On Sunday, our political leaders, including the president and governors and even local government chairmen, where governance at the grassroots level still exists, will regale us with lofty speeches on the ideals of patriotism and nationalism and the need for more sacrifices. They will tell us those sweet things that mean almost nothing, and which cannot uplift the lives of the citizens. Nigerian leaders do not lack capacity for making fine speeches and good references. They are not even short in pontifications and precepts. Unfortunately, they are very short in examples. Great leaders lead by examples and not by preaching. We can list good leaders from Europe to America and to Asia but not Africa, not Nigeria, the self-acclaimed giant of Africa. We are weary of their sermons. They should set examples for us to follow.
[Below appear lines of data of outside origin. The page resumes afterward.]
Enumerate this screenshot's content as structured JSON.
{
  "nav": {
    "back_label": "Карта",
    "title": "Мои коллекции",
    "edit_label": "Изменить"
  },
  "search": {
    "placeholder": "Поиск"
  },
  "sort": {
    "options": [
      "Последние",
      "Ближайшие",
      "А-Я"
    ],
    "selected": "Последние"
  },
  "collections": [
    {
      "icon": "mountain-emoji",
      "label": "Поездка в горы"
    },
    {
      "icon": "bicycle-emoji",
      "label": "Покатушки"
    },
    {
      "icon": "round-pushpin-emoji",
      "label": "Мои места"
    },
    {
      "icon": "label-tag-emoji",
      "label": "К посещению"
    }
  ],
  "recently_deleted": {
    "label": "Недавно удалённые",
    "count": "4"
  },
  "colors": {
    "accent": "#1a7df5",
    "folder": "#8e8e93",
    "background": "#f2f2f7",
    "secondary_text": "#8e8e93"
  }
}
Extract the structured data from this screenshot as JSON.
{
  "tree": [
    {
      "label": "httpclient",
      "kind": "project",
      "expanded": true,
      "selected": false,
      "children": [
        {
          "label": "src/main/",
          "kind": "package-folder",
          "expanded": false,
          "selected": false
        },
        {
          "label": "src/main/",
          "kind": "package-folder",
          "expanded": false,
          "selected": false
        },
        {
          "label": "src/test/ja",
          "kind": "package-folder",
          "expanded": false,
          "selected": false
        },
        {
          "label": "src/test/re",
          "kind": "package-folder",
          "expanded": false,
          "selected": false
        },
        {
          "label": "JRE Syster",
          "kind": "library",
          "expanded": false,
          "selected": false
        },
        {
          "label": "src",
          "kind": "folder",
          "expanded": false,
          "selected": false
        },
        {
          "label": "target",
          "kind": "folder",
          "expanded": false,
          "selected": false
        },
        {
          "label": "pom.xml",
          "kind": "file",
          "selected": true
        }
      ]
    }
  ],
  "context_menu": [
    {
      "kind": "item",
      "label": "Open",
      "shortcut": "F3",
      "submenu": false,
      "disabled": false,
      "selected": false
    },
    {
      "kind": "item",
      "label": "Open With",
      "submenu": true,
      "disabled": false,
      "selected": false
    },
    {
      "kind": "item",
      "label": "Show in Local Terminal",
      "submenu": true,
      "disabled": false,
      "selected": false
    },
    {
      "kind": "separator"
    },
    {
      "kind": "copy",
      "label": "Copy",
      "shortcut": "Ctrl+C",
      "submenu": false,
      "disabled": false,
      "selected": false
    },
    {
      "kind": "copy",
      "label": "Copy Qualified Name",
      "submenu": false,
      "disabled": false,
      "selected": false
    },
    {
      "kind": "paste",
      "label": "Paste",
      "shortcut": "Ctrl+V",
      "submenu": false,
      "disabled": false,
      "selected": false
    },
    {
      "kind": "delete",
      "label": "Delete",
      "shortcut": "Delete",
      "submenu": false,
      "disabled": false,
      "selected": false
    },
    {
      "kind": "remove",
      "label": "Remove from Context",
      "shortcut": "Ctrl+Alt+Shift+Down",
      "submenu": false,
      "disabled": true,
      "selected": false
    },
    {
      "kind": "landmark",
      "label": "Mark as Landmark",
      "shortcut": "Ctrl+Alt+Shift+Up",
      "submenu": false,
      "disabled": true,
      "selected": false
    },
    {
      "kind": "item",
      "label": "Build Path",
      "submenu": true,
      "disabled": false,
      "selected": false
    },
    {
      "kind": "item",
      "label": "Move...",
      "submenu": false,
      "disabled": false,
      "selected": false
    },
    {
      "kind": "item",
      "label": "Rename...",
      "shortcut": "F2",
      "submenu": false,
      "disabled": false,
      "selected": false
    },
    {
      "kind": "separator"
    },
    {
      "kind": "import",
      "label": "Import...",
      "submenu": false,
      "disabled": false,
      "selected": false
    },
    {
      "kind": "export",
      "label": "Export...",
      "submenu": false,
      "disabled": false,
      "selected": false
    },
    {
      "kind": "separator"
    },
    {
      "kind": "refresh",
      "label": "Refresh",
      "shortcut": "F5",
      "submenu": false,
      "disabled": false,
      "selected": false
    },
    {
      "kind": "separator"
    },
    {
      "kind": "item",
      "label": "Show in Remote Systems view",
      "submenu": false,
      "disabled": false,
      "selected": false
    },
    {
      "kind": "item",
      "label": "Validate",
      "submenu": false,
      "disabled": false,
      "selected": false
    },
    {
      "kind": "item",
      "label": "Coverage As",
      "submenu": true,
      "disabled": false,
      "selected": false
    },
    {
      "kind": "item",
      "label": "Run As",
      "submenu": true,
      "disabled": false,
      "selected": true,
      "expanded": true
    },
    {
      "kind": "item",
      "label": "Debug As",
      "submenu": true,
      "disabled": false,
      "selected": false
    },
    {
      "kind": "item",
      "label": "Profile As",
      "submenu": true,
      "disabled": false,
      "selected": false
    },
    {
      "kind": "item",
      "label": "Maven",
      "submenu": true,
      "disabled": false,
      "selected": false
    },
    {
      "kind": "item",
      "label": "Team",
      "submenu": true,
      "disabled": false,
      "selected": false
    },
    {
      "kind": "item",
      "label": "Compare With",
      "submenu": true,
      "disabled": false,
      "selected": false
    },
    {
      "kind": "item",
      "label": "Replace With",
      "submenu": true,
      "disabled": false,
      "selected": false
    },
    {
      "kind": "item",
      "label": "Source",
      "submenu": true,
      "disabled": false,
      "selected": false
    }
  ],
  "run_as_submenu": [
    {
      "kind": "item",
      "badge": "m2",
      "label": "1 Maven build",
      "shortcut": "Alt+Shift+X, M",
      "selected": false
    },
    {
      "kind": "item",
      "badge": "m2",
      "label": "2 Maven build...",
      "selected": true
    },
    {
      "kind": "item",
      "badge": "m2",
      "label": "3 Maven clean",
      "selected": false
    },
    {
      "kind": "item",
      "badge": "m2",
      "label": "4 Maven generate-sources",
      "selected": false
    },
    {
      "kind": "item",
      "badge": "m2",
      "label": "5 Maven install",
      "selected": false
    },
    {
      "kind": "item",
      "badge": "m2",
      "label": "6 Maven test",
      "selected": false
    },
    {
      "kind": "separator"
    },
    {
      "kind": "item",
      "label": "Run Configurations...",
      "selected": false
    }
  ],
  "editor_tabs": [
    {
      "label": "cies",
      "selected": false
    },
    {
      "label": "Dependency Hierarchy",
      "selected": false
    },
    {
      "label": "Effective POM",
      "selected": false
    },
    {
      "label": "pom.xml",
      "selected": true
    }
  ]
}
As we mark our 63 years of suffering and smiling, we must begin to reset Nigeria, politically and economically. We must begin to restructure the behemoth federal government and devolve most powers to the federating regions and not the present 36 states unequal structure with abnormal 774 local government areas, an unsustainable political structure. Nigeria as presently constituted is abnormal to a federal system of government. It is more a unitary arrangement than a federal system.

With the present structure of Nigeria, the country cannot work and will not work. The present arrangement is a recipe for a disaster. Let our so-called leaders stop pretending that all is well with Nigerians. They should not delude themselves that Nigerians are happy. The opposite is indeed the case. Nigerians are suffering and dying. Nigerians can’t breathe anymore. They may be asphyxiated soon. The present APC government model is not working. President Bola Tinubu’s hasty removal of fuel subsidy and unification of the exchange rates can still be revisited and fine-tuned in line with present economic realities. Things are not working. The palliatives are nowhere to be found. The value of the naira has been grossly eroded that one dollar is now more than N1000. Nigeria ranks 6th in global food inflation rates. Insecurity is all over the country and no zone is spared.

Hunger is all over the place and millions of Nigerians are daily pushed into poverty by government bad policies. Unemployment is steadily rising with graduates sitting at home with no hope of getting any job today or tomorrow. What does Nigeria mean to most of these jobless youths and indeed millions of other Nigerians? To them, Nigeria is not yet a nation. It is still an amalgam of unwilling tribes and tongues with each caught on a crossroads.

Patriotism means nothing to them. To some of them, education means nothing again. What is uppermost in their minds is how to escape from this huge prison yard. They want to escape from political and economic bondage. They want to escape from social emasculation. They want to migrate to Europe and America where they will be treated as human beings. We must reconfigure this country to a model that works. There are good models we can copy from other parts of the world. Tinubu’s silence on restructuring or reconfiguration of the unworkable Nigerian edifice with cracked walls is baffling. APC silence on the same issue is untidy and unpatriotic. Instead of having a lavish celebration of our sad 63 years of forming a nation without much success, let us sit down and reflect on our journey so far and come up with new templates to reconfigure the wobbling edifice called Nigeria. It is sad that India, which shares a similar fate with us in terms of slavery and colonization, has gone beyond us and landed spacecraft on the moon. And we are here shouting and enthroning tribes and tongues as enduring principles of state policy. Nigeria we hail thee, Arise our compatriots.